(Website and app data records)

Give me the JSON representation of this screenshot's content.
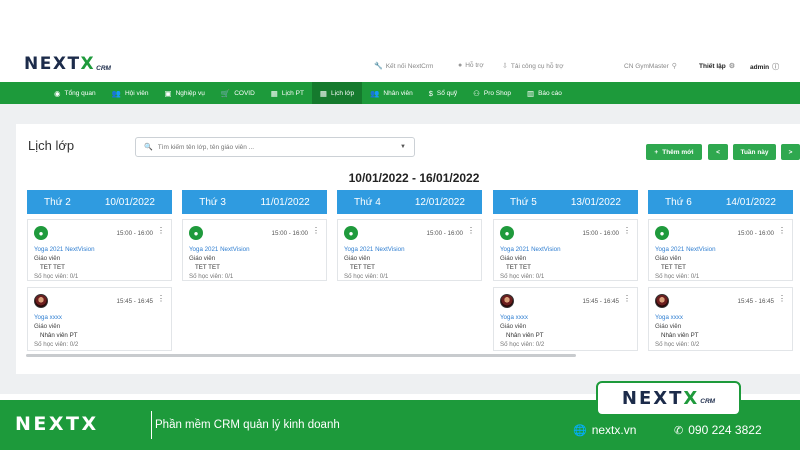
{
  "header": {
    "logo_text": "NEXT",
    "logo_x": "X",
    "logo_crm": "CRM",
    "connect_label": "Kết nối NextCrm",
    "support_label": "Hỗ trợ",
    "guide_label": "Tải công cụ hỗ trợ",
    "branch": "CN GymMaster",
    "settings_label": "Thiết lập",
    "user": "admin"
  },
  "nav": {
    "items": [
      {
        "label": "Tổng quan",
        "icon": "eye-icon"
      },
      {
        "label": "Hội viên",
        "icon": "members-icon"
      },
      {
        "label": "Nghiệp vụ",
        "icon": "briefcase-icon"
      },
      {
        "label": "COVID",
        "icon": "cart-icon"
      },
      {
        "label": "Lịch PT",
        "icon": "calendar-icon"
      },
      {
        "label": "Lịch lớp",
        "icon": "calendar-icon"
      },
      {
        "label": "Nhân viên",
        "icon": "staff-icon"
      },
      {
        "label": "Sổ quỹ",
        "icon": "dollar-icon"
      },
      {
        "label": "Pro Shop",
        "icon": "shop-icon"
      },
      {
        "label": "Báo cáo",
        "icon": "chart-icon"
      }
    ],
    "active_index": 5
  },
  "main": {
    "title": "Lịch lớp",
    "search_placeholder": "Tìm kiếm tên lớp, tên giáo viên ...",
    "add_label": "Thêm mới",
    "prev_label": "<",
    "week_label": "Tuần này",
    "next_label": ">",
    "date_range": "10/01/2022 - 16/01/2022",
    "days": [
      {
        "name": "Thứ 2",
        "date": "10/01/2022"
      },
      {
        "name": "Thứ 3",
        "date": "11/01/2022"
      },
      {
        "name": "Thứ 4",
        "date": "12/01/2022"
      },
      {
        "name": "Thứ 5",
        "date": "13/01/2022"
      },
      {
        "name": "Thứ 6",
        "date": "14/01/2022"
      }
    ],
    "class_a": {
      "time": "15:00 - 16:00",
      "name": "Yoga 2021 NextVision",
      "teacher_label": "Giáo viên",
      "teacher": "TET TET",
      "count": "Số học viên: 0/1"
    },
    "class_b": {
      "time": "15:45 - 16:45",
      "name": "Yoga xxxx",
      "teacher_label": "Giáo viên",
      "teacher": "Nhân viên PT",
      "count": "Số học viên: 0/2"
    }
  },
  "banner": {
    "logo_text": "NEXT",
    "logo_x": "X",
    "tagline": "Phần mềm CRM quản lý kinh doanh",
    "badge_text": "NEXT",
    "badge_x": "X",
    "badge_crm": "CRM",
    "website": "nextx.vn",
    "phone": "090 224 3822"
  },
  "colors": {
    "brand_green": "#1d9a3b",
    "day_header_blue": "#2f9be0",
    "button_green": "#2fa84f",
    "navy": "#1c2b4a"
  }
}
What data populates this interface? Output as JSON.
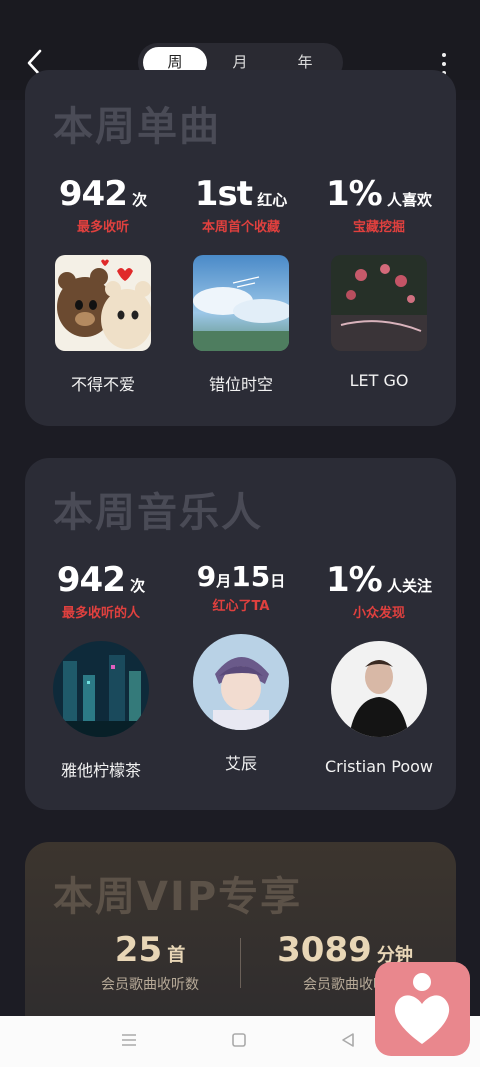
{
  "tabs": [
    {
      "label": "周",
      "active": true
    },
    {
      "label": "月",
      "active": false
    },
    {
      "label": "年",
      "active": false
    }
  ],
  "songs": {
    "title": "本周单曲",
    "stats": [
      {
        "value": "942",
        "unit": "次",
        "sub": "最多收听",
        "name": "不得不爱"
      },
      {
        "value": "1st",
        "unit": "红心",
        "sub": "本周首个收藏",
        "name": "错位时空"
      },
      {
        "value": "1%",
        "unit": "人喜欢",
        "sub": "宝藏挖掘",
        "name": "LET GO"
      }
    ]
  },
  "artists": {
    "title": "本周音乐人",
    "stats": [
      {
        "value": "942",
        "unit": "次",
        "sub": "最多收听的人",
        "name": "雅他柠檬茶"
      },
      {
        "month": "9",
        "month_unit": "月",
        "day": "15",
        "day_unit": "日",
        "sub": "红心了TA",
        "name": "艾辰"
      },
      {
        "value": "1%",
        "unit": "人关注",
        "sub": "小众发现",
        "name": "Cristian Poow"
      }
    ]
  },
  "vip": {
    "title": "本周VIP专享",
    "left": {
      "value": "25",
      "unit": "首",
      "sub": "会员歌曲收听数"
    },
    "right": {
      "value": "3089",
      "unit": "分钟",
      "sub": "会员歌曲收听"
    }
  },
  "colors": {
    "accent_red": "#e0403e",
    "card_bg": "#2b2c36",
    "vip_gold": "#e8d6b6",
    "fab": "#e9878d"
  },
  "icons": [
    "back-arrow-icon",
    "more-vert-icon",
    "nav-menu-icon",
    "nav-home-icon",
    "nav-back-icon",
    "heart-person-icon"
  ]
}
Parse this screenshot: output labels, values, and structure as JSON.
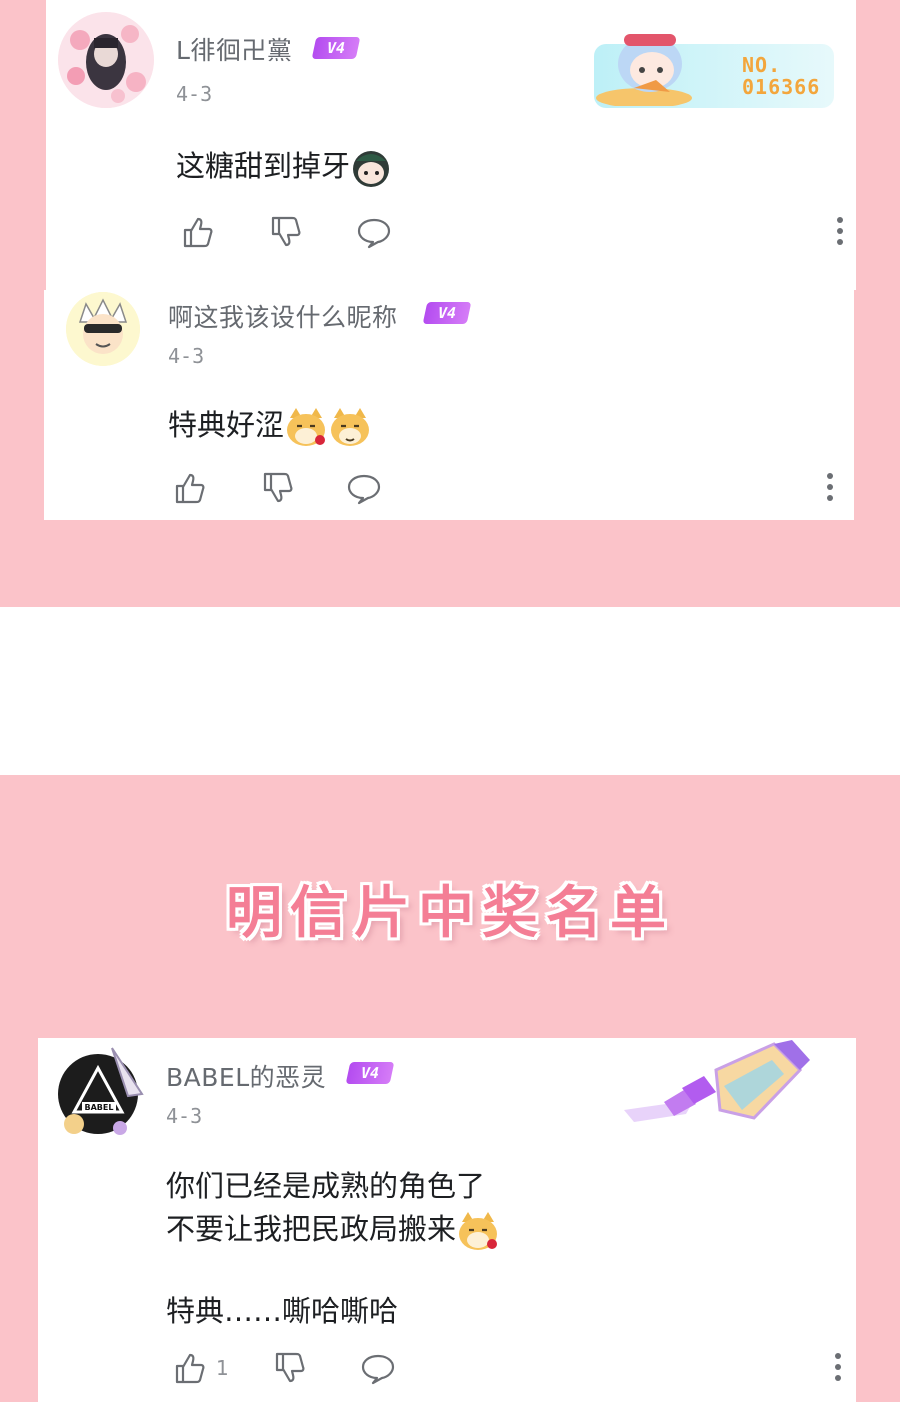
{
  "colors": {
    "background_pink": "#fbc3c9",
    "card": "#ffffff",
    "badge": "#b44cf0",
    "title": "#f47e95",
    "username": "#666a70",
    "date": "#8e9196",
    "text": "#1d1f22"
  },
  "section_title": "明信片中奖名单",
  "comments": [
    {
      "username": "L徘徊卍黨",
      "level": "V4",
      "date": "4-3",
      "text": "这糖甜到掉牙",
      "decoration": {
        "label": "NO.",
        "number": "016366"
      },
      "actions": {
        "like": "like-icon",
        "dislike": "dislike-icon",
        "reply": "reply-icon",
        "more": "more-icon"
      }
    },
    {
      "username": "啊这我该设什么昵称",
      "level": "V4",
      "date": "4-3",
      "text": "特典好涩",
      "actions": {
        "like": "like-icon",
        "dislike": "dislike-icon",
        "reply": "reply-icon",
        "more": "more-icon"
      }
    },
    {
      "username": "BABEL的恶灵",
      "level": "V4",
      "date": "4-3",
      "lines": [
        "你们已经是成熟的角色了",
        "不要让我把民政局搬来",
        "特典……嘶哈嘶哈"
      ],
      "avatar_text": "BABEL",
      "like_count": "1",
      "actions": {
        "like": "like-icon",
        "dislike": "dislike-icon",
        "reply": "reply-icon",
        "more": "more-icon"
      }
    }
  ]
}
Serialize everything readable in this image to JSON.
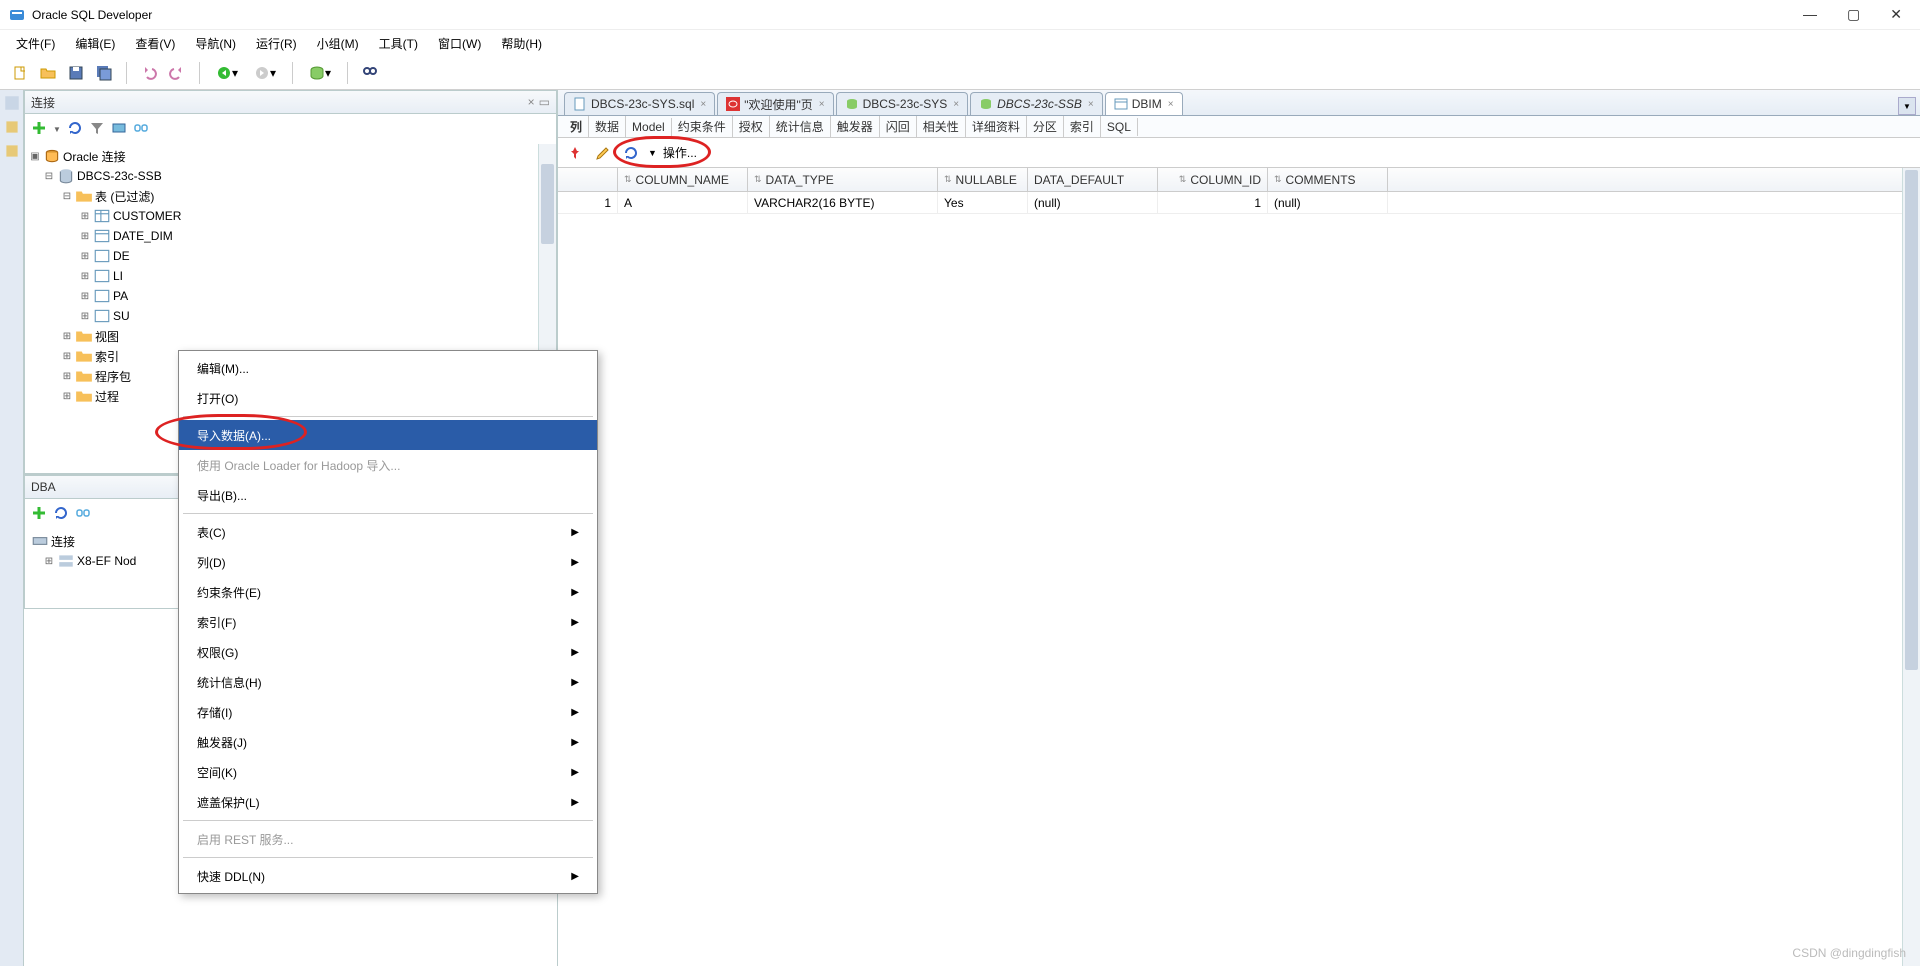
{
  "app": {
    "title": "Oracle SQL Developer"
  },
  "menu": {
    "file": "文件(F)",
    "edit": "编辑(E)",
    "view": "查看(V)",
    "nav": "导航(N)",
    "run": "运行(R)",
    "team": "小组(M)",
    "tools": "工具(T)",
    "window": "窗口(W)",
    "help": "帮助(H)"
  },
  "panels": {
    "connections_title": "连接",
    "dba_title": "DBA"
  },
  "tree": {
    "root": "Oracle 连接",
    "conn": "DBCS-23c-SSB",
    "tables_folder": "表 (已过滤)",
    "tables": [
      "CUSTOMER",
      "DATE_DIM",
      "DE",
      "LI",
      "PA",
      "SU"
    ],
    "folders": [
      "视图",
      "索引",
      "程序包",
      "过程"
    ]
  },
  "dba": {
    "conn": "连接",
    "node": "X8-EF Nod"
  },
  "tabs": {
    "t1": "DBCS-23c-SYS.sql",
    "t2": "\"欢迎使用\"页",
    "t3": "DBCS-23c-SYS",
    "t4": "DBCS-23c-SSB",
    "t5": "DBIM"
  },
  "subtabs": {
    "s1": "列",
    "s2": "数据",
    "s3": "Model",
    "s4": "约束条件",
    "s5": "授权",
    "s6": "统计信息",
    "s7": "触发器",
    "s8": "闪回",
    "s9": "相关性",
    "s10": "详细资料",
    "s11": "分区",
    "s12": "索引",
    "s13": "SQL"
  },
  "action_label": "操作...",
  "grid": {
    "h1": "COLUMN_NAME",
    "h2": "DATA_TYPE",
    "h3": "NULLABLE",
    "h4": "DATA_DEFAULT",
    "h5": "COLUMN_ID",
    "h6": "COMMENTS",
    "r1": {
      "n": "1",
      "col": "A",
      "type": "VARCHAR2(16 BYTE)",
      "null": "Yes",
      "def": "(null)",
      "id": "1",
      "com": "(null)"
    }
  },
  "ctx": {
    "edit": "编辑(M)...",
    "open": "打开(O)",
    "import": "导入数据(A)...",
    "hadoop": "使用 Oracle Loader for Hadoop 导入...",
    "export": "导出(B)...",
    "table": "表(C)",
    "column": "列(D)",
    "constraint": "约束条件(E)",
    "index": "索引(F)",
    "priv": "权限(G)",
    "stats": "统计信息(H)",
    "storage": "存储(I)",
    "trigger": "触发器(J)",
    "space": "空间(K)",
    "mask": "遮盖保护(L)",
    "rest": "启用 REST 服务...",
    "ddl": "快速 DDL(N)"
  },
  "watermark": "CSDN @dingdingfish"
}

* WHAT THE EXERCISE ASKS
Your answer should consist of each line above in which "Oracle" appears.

* TASK SOLUTION
    "title": "Oracle SQL Developer"
    "root": "Oracle 连接",
    "hadoop": "使用 Oracle Loader for Hadoop 导入...",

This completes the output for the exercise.